◆ **Dataset rows for apps and sites**
----
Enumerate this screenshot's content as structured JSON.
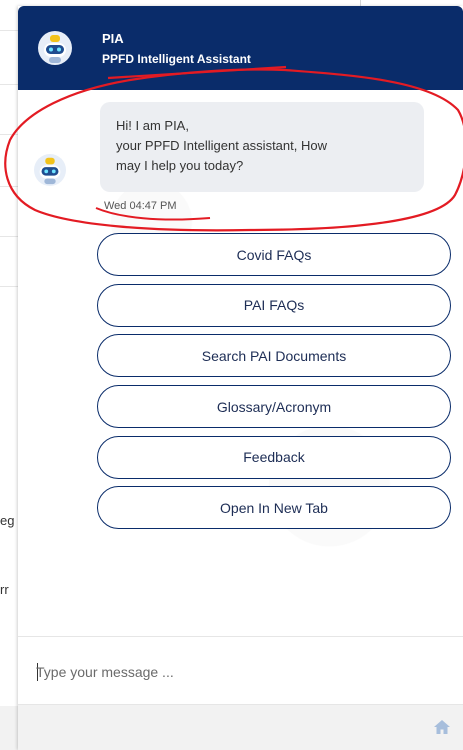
{
  "background": {
    "fragments": [
      "eg",
      "rr"
    ]
  },
  "header": {
    "title": "PIA",
    "subtitle": "PPFD Intelligent Assistant",
    "color": "#0a2c6a"
  },
  "conversation": {
    "message_lines": [
      "Hi! I am PIA,",
      "your PPFD Intelligent assistant, How",
      "may I help you today?"
    ],
    "timestamp": "Wed 04:47 PM"
  },
  "options": [
    {
      "label": "Covid FAQs"
    },
    {
      "label": "PAI FAQs"
    },
    {
      "label": "Search PAI Documents"
    },
    {
      "label": "Glossary/Acronym"
    },
    {
      "label": "Feedback"
    },
    {
      "label": "Open In New Tab"
    }
  ],
  "composer": {
    "placeholder": "Type your message ..."
  },
  "footer": {
    "icon": "home-icon"
  },
  "annotation": {
    "color": "#e31b23"
  }
}
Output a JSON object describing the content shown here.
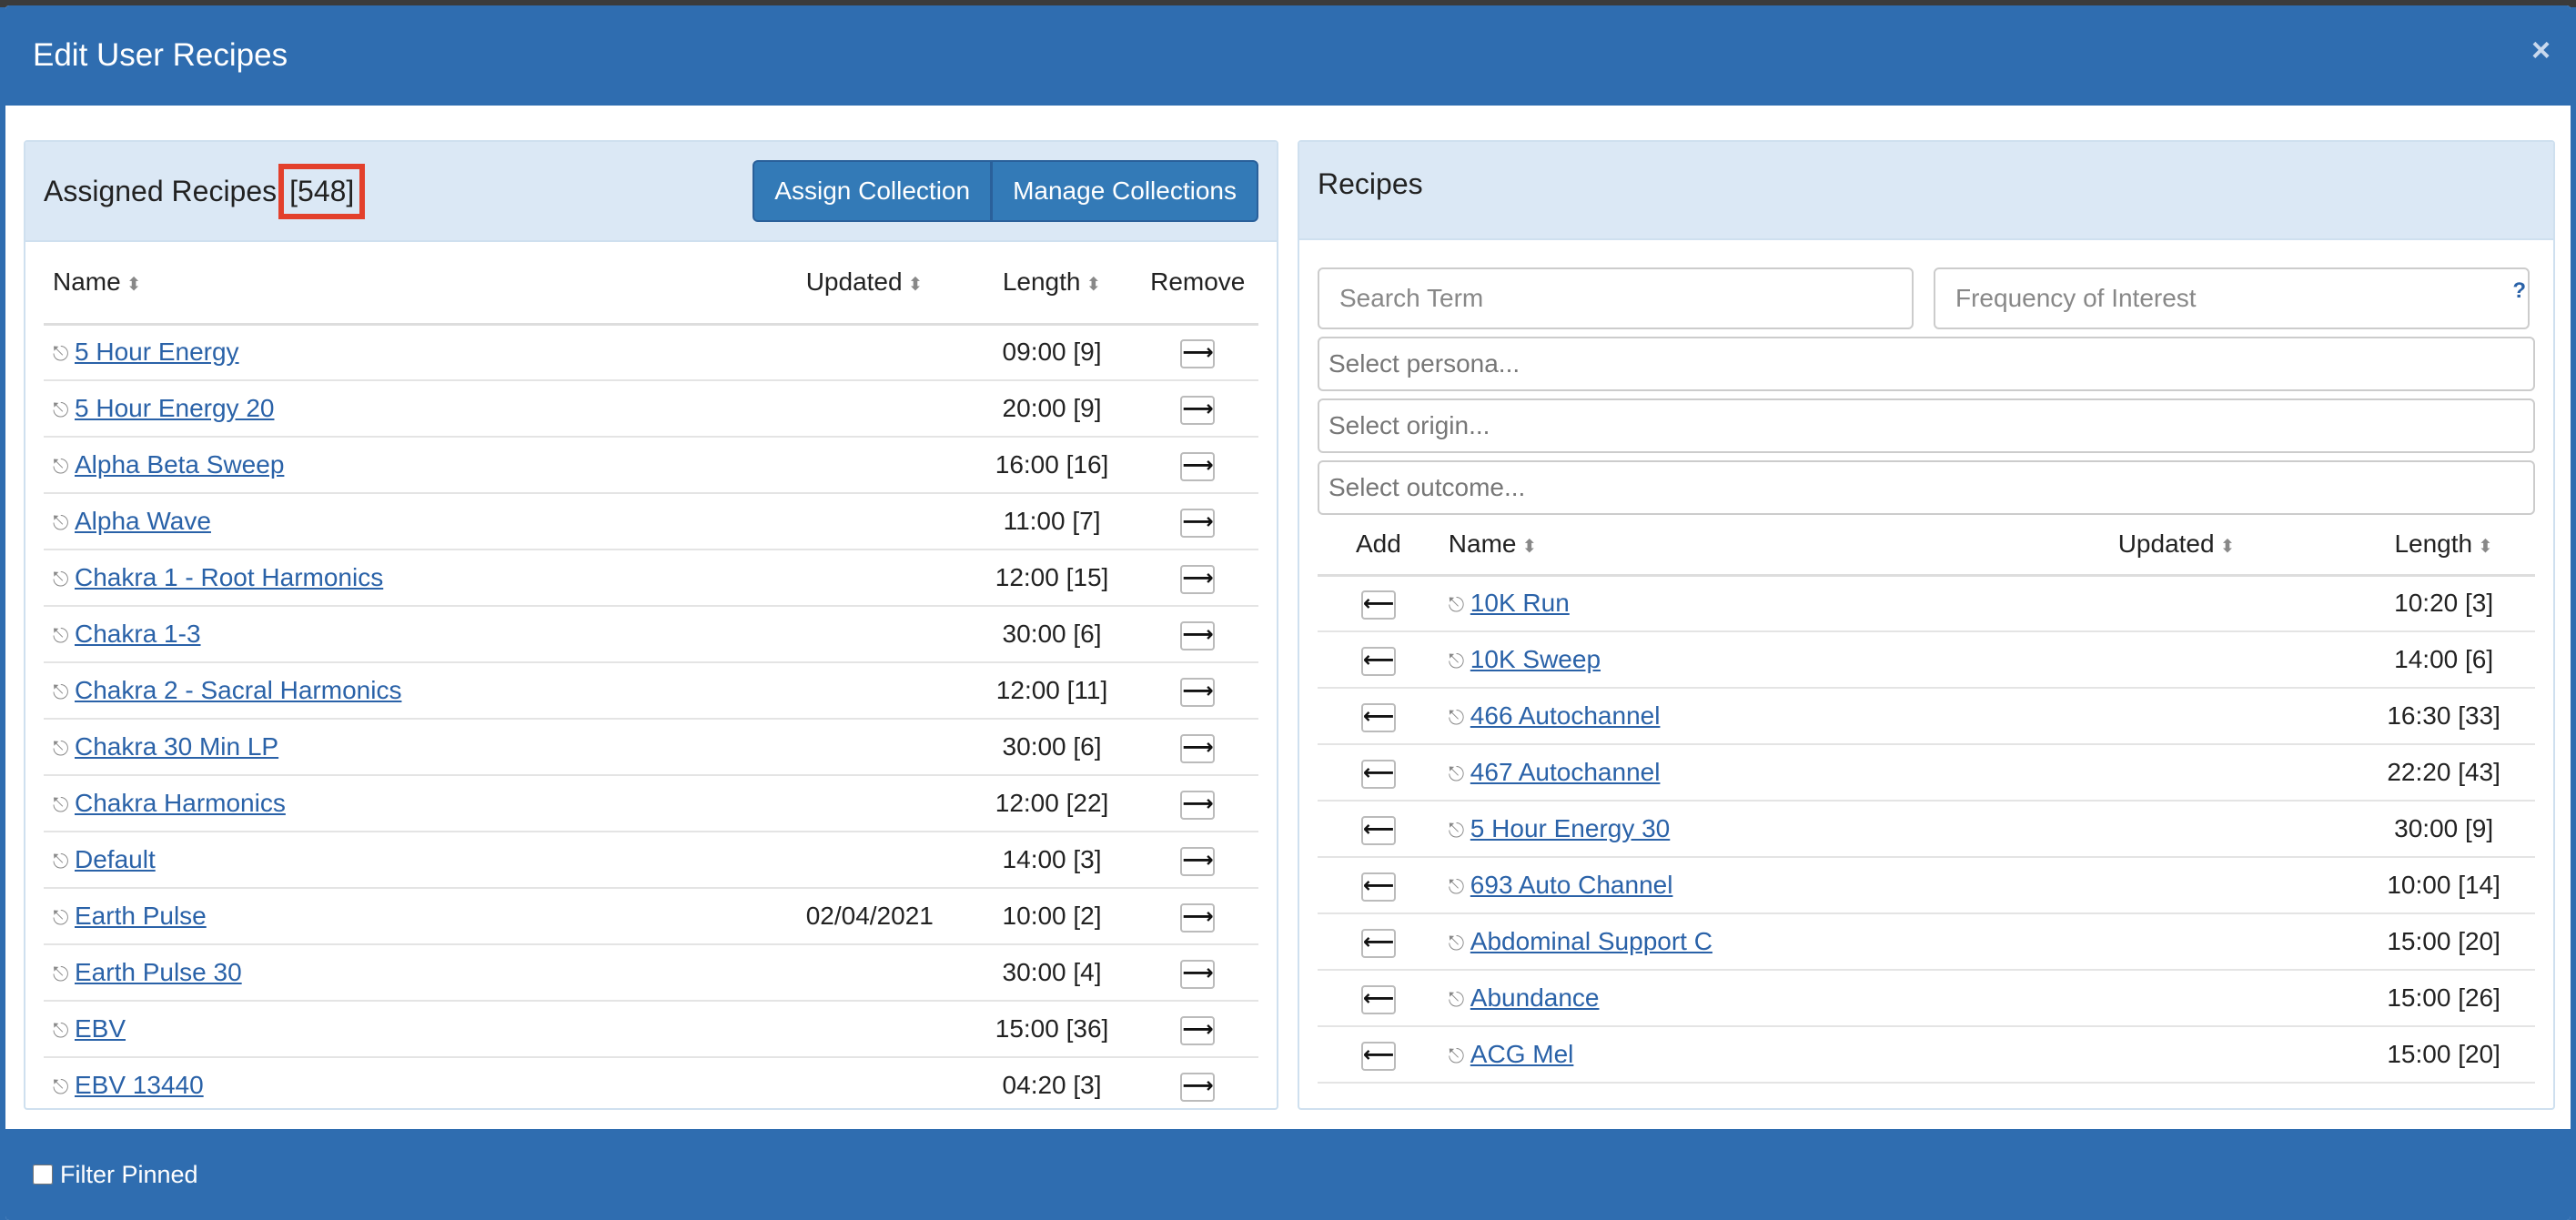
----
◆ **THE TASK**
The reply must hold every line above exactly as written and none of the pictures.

◆ **RESPONSE BELOW**
Enumerate this screenshot's content as structured JSON.
{
  "background": {
    "fragments": [
      "eg",
      "rr"
    ]
  },
  "header": {
    "title": "PIA",
    "subtitle": "PPFD Intelligent Assistant",
    "color": "#0a2c6a"
  },
  "conversation": {
    "message_lines": [
      "Hi! I am PIA,",
      "your PPFD Intelligent assistant, How",
      "may I help you today?"
    ],
    "timestamp": "Wed 04:47 PM"
  },
  "options": [
    {
      "label": "Covid FAQs"
    },
    {
      "label": "PAI FAQs"
    },
    {
      "label": "Search PAI Documents"
    },
    {
      "label": "Glossary/Acronym"
    },
    {
      "label": "Feedback"
    },
    {
      "label": "Open In New Tab"
    }
  ],
  "composer": {
    "placeholder": "Type your message ..."
  },
  "footer": {
    "icon": "home-icon"
  },
  "annotation": {
    "color": "#e31b23"
  }
}
Output a JSON object describing the content shown here.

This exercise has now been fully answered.